What the task requires:
For this exercise, set down all the records exactly as given.

Exercise materials:

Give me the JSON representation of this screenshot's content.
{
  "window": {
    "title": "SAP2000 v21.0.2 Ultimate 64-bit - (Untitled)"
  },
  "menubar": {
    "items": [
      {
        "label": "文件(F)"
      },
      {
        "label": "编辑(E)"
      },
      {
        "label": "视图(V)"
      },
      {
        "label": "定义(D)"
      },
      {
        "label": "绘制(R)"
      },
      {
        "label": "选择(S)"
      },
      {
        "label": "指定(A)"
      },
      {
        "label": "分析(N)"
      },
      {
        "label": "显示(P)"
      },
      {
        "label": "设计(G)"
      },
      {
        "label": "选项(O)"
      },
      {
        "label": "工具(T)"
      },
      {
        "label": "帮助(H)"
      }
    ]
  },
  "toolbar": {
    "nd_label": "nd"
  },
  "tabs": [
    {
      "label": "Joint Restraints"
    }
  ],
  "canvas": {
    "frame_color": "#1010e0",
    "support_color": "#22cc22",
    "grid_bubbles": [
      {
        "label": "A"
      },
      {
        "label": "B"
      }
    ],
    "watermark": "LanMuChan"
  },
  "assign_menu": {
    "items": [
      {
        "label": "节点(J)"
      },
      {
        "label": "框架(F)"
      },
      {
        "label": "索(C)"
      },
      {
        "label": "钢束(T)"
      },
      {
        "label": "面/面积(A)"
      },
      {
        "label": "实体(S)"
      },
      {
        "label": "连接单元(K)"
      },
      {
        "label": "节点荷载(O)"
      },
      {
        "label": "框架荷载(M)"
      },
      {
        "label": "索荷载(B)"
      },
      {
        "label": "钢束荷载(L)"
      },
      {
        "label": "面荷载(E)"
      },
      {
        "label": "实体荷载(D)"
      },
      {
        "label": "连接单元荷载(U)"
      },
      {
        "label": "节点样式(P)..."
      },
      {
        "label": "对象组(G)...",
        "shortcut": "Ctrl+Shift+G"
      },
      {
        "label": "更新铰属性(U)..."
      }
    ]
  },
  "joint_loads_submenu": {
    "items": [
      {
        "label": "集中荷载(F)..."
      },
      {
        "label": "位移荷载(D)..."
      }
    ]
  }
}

Solution to the problem:
Give me the JSON representation of this screenshot's content.
{
  "window": {
    "title": "SAP2000 v21.0.2 Ultimate 64-bit - (Untitled)"
  },
  "menubar": {
    "items": [
      {
        "label": "文件(F)"
      },
      {
        "label": "编辑(E)"
      },
      {
        "label": "视图(V)"
      },
      {
        "label": "定义(D)"
      },
      {
        "label": "绘制(R)"
      },
      {
        "label": "选择(S)"
      },
      {
        "label": "指定(A)"
      },
      {
        "label": "分析(N)"
      },
      {
        "label": "显示(P)"
      },
      {
        "label": "设计(G)"
      },
      {
        "label": "选项(O)"
      },
      {
        "label": "工具(T)"
      },
      {
        "label": "帮助(H)"
      }
    ]
  },
  "toolbar": {
    "nd_label": "nd"
  },
  "tabs": [
    {
      "label": "Joint Restraints"
    }
  ],
  "canvas": {
    "frame_color": "#1010e0",
    "support_color": "#22cc22",
    "grid_bubbles": [
      {
        "label": "A"
      },
      {
        "label": "B"
      }
    ],
    "watermark": "LanMuChan"
  },
  "assign_menu": {
    "items": [
      {
        "label": "节点(J)"
      },
      {
        "label": "框架(F)"
      },
      {
        "label": "索(C)"
      },
      {
        "label": "钢束(T)"
      },
      {
        "label": "面/面积(A)"
      },
      {
        "label": "实体(S)"
      },
      {
        "label": "连接单元(K)"
      },
      {
        "label": "节点荷载(O)"
      },
      {
        "label": "框架荷载(M)"
      },
      {
        "label": "索荷载(B)"
      },
      {
        "label": "钢束荷载(L)"
      },
      {
        "label": "面荷载(E)"
      },
      {
        "label": "实体荷载(D)"
      },
      {
        "label": "连接单元荷载(U)"
      },
      {
        "label": "节点样式(P)..."
      },
      {
        "label": "对象组(G)...",
        "shortcut": "Ctrl+Shift+G"
      },
      {
        "label": "更新铰属性(U)..."
      }
    ]
  },
  "joint_loads_submenu": {
    "items": [
      {
        "label": "集中荷载(F)..."
      },
      {
        "label": "位移荷载(D)..."
      }
    ]
  }
}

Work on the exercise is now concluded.